* [RECORDS FOR THIS TASK]
%%

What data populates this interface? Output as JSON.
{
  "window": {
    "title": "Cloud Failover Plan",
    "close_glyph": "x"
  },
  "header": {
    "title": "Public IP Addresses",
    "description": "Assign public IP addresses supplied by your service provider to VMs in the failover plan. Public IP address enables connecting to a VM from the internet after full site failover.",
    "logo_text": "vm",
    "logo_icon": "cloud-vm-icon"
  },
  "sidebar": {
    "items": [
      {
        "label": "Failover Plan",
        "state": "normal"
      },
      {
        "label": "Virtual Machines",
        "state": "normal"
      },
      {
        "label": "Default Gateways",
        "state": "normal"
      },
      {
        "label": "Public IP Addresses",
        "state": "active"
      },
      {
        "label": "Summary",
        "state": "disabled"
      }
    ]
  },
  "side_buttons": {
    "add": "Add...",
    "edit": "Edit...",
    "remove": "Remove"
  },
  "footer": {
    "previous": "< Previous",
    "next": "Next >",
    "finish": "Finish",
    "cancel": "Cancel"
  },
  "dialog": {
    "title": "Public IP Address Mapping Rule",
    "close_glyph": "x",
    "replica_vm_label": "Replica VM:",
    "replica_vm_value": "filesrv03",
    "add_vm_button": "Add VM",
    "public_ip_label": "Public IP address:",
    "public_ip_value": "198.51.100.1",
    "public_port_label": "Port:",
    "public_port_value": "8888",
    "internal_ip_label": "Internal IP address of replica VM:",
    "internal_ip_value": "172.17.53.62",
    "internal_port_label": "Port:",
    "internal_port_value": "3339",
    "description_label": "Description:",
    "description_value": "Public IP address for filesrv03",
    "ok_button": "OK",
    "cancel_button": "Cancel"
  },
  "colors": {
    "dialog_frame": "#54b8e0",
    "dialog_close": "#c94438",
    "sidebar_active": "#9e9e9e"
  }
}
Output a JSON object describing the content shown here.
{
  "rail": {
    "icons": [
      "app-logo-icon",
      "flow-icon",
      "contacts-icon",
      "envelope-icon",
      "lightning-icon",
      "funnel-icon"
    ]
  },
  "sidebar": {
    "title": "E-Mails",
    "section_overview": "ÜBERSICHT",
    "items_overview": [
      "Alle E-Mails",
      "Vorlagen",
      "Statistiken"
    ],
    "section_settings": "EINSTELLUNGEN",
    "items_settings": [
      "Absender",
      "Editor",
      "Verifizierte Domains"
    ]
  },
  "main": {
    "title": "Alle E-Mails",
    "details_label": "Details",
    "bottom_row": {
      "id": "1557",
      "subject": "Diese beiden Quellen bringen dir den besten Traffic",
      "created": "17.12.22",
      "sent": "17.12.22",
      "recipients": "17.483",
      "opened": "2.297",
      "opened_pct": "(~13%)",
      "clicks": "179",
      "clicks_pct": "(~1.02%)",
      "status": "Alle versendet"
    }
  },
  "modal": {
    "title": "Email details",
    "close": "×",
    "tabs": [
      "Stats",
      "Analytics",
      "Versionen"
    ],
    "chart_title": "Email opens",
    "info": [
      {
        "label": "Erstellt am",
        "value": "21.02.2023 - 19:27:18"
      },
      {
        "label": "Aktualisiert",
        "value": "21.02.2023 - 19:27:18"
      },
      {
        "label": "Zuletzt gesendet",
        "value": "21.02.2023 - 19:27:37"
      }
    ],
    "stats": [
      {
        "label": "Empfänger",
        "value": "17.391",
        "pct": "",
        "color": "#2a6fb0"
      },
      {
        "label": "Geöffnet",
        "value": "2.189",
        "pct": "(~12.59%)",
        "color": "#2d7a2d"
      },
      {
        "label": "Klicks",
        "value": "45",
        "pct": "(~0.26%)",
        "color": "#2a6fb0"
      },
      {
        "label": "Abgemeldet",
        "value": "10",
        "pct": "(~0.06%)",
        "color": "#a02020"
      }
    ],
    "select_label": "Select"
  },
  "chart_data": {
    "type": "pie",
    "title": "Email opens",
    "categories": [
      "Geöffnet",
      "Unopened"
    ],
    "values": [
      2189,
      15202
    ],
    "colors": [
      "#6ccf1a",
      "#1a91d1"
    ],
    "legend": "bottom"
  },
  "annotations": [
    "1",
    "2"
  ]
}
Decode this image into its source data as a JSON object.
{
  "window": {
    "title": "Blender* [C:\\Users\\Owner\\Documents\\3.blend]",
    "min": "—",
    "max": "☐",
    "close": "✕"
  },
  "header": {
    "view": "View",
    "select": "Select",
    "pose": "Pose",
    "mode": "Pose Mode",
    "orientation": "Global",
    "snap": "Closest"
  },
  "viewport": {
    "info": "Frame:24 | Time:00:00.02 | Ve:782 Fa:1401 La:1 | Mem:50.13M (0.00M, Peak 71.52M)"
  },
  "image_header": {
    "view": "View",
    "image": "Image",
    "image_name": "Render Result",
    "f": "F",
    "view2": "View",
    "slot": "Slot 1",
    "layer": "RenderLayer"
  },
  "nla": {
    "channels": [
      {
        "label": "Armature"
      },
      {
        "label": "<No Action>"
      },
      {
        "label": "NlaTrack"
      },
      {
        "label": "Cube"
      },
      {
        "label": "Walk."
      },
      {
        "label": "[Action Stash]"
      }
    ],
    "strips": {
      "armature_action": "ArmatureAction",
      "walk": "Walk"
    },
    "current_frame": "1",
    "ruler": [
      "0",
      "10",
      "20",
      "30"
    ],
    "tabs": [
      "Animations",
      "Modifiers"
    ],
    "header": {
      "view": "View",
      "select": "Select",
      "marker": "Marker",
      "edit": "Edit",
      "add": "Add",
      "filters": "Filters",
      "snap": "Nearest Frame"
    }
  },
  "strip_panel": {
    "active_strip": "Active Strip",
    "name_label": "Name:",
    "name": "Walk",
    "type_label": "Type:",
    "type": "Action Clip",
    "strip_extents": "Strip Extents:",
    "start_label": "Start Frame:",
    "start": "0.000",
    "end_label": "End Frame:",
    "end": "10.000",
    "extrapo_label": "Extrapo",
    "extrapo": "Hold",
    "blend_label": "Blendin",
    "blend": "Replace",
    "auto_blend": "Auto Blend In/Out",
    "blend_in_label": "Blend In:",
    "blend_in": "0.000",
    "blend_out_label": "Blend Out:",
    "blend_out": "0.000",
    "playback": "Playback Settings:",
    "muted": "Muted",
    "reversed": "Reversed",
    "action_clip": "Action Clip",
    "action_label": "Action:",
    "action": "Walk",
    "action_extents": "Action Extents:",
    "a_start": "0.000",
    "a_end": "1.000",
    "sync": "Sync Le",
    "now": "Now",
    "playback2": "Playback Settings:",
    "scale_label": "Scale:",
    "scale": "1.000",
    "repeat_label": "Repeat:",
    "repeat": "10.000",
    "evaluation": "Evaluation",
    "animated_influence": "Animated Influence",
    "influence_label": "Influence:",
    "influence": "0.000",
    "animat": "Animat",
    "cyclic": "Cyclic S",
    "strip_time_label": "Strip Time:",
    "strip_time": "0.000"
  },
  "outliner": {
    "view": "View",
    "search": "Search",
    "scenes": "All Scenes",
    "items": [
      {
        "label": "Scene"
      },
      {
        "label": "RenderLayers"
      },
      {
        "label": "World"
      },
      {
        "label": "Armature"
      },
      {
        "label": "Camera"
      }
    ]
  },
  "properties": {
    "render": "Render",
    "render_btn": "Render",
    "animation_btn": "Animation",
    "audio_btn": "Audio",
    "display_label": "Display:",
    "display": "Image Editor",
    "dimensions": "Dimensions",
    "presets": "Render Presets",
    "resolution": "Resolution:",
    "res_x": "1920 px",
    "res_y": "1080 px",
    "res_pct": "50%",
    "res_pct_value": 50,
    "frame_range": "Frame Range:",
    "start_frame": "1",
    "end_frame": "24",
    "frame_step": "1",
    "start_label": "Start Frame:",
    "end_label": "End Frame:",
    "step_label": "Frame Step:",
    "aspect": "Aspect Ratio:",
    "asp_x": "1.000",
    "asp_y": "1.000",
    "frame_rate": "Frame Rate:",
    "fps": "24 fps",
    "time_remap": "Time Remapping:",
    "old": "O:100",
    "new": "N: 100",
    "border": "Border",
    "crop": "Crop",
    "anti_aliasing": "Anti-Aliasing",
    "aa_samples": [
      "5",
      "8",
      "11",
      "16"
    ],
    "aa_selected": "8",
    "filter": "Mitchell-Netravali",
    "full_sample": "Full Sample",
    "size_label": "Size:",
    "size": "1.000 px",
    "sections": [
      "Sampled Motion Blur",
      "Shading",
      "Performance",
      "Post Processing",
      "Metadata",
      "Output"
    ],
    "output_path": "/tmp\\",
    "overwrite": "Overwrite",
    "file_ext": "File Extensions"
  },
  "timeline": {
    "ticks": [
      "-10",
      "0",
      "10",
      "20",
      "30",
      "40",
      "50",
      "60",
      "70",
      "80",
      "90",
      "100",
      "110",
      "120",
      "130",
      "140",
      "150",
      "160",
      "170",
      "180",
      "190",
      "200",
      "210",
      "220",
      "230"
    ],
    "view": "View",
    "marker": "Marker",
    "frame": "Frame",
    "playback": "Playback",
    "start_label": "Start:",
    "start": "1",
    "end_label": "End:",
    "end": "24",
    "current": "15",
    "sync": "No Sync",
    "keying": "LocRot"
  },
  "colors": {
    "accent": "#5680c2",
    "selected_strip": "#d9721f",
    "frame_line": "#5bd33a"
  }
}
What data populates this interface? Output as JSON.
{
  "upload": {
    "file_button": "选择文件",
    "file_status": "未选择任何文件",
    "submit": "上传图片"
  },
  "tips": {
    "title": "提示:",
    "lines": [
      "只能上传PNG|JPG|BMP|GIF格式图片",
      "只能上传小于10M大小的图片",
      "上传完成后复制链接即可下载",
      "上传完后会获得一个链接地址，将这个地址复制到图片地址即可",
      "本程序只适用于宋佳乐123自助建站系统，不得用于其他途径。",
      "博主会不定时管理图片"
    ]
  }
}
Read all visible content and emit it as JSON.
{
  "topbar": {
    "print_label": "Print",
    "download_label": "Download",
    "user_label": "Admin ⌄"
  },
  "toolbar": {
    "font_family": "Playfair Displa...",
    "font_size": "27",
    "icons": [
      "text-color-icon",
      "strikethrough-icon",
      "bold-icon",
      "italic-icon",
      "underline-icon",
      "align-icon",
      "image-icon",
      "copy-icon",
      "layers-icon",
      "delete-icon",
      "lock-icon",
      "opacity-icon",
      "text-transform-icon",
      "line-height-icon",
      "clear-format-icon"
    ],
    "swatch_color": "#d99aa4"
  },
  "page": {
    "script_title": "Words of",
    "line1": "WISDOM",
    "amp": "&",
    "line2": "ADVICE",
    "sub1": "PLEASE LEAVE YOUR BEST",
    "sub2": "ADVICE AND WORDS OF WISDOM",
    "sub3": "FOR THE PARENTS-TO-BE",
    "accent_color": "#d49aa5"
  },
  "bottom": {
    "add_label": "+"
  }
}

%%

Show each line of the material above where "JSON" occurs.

* [ANSWER BELOW]
What data populates this interface? Output as JSON.
Output a JSON object describing the content shown here.
Decode this image into its source data as a JSON object.
What data populates this interface? Output as JSON.
Read all visible content and emit it as JSON.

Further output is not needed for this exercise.